Ever had the misfortune to drive the Trans Canada highway from Langley to any point east at any time of day other than 2:00am? You’ve likely had the same experience millions of others do when they travel that 1960s-era highway: How it regularly turns into parking lot, with traffic inching along if at all.
I was reminded just how outdated the # 1 is when I was in Abbotsford for the Labour Day weekend. I flew in Friday at noon, drove down the #1 for just a short scoot between one off-ramp and the next, only to encounter an already clogged artery.
That was midday on Friday just as the long weekend started. My nephew, who works in Langley and planned to join us Friday evening in Abbotsford, texted at 4pm to say the highway was already clogged all the way back to Langley. I encouraged him to skip the drive and meet up with us in Saturday for lunch instead.
I note my recent mild encounter with the plugged-up Trans Canada because I know it’s not unique and daily commuters can no doubt add their own stories.
But I bring it up because I’ve been back and forth between Metro Vancouver and points east ever since I was a kid—and that dates back to the 1970s.
I also recall hitting that highway and its even-then bumper-to-bumper traffic on the way to Expo 86, another marker of how long that highway has been choking commuters and tourists.
The TransCanada highway in Metro Vancouver is not the only symbol of an ideological, anti-automobile reflex. The Massey Tunnel is another choke point and the provincial NDP government canceled the previous BC Liberal government’s long-overdue plans to replace that ancient, beaver-size burrowing under the Fraser River with a bridge.
When I lived in Victoria between 1999 and 2002, I would regularly travel from the Tsawwassen ferry terminal to downtown Vancouver and of course, hit the Massey chokepoint. That was 18 years ago. I thought the tunnel a wee bit tight for the volume of traffic even then, never mind now.
The non-expanded Highway 1 east of Langley and Massey Tunnel are examples of the core problem: Ideological opposition among some to expanded highways and bridges in Metro Vancouver even when needed and when sensible.
When I made my way from Kelowna to Vancouver in 1986, the population of British Columbia was 3 million. Now, it’s over 5.1 million, a 70% increase. In 2002, when I last traversed the Georgia Straight to Tsawwassen and on to downtown Vancouver, Metro Vancouver’s population was just under 2.1 million. It has since added 300,000 more people.
The reason for expanding highways and replacing bridges is in part driven by the simple recognition of population growth. Also, most people in cities have diverse needs – another reason to be sensitive and sympathetic to such expansions.

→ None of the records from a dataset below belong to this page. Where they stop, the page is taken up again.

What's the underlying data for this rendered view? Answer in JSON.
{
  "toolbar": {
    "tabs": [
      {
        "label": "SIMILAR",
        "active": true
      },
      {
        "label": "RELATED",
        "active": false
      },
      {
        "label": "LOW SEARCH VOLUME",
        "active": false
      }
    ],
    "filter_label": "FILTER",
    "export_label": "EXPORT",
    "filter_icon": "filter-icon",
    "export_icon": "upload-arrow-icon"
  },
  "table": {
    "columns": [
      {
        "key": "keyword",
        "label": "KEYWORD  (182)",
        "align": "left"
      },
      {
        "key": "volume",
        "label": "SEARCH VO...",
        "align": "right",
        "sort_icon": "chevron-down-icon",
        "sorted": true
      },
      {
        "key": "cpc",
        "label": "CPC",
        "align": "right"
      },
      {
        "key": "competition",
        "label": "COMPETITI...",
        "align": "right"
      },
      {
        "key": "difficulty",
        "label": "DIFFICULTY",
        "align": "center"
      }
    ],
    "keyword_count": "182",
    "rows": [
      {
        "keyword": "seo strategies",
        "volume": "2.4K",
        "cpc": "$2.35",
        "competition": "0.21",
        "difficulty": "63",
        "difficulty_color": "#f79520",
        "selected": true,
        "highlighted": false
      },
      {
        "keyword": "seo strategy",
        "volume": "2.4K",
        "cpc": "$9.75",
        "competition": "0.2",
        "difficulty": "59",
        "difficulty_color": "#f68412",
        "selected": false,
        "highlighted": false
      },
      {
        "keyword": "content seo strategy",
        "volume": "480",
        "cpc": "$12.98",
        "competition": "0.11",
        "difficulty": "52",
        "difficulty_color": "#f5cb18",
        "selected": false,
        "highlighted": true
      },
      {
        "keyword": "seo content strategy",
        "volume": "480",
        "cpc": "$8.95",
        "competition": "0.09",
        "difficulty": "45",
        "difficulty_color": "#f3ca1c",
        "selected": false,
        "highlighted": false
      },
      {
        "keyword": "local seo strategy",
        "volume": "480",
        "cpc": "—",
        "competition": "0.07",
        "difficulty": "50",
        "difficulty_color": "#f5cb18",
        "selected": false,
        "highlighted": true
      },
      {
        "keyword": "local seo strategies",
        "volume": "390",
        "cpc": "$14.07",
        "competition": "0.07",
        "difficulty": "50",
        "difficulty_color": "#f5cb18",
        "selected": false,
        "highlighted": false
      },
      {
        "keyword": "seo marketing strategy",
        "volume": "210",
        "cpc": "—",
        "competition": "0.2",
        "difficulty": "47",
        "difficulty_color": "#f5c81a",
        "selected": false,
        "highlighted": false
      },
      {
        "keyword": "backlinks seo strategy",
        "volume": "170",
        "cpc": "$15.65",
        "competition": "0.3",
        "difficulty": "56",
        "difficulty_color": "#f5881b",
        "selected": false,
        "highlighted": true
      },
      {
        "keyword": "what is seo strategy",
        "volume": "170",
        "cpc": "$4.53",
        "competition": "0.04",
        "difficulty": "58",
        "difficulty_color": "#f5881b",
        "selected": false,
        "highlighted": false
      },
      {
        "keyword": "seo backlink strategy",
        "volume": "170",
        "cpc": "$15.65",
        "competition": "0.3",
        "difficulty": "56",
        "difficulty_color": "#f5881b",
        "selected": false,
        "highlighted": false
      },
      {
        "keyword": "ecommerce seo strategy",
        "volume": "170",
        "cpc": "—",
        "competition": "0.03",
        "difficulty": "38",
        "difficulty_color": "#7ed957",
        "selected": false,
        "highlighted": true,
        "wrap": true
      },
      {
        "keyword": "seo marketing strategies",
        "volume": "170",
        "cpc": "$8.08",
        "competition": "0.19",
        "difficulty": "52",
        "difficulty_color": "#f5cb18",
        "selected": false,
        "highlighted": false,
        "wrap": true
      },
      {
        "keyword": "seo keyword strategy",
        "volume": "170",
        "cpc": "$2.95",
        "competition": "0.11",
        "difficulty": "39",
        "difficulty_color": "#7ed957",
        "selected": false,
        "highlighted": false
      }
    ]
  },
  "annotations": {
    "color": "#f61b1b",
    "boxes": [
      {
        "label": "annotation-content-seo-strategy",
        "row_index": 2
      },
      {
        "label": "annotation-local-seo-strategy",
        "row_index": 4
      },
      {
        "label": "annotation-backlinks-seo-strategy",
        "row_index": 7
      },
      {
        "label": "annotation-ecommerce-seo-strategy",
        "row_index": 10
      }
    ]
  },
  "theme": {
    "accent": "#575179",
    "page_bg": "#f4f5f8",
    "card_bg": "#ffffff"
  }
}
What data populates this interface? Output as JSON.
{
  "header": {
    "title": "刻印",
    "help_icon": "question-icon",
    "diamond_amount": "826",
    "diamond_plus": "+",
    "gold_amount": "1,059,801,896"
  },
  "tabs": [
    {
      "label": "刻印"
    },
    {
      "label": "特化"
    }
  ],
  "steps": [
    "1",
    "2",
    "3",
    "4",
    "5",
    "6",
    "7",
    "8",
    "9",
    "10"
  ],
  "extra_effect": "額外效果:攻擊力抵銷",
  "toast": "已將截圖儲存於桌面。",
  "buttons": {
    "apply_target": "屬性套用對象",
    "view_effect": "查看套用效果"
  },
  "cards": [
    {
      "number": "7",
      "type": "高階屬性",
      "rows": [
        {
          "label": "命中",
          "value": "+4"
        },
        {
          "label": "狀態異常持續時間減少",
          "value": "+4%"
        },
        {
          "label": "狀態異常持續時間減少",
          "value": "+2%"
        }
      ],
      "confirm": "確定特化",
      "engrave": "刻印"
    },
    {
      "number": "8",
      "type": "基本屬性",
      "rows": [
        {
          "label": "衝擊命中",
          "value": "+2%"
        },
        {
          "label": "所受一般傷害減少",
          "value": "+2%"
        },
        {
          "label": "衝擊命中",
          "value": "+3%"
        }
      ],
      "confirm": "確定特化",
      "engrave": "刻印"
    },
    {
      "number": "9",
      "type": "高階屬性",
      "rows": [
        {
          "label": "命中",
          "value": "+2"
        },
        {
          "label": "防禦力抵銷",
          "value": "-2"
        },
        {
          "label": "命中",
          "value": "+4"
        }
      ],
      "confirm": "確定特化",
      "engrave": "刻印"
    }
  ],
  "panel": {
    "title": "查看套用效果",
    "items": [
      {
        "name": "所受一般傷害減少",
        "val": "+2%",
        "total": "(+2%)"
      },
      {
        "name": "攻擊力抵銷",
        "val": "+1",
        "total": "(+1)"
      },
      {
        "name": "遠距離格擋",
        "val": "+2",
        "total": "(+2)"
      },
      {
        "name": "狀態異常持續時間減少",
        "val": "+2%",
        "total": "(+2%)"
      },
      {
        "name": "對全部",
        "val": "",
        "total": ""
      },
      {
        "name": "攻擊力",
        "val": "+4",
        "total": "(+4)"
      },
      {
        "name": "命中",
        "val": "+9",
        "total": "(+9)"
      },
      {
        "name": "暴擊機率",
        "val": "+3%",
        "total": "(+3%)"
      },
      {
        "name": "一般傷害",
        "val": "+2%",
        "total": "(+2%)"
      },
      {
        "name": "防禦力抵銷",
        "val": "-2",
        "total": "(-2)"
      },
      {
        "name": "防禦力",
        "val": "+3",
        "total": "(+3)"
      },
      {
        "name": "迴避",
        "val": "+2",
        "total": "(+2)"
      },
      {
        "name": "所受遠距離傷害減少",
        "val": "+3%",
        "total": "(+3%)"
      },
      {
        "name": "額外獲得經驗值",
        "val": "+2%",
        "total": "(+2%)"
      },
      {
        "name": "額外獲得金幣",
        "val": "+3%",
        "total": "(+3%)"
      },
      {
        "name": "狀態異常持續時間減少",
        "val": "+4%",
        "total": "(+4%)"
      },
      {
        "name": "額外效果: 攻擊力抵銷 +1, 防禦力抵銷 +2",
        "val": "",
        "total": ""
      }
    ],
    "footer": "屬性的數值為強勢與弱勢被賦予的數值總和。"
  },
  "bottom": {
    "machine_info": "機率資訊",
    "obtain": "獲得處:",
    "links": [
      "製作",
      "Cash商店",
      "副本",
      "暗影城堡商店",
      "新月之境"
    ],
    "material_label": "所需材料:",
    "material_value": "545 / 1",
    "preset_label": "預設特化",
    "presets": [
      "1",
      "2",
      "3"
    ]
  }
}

It is unrealistic to expect a family to ride the SkyTrain and buses across Metro Vancouver to get from suburb to another to get to the kids to hockey and soccer practice on the weekend. It would make no sense to expect a single mother with three kids to manage work and her children by taking only public transit, including for her nighttime work.
To favour sensible expansion of highways and bridges in Metro Vancouver and beyond—the Trans Canada should be eight lanes from Langley to Chilliwack and six lanes to Hope—does not mean one should be enamoured with concrete and black tar.
Vancouver, for example, was right to resist the 1970s trend of cities to bulldoze neighbourhoods in favour of massive freeways that cut out the heart of major North American cities. Instead, taking the Jane Jacobs approach—neighbourhoods and cities should develop organically—has always made more sense.
But supporting sensible limits on where highways should not be, does not equate to agreement with knee-jerk opposition to expanding necessary arteries outside or besides a city. That includes the necessary replacement of the Massey Tunnel and the expansion of the Trans Canada highway, among other projects.
Metro Vancouverites should avoid letting an ideological minority with zero concern for real daily lives continue to dominate the eventual political decisions on such matters.
Mark Milke is an author, columnist, policy analyst and author of six books. His most recent is The Victim Cult: How the culture of blame hurts everyone and wrecks civilizations.
- In July, Mark Milke looked at calls to defund police (or worse), and saw wrong-headed thinking that ignored several pertinent facts.
- Last September, Bob Price lauded the people who work through every weather condition imaginable - and then some new ones - to keep the "Highway through Hell" safe.
- Speaking of last September, right around then, the Massey Tunnel replacement project was scheduled to be halfway done. Instead...yeah, it's a bridge of sighs. Jordan Bateman on the mess straddling the Fraser River.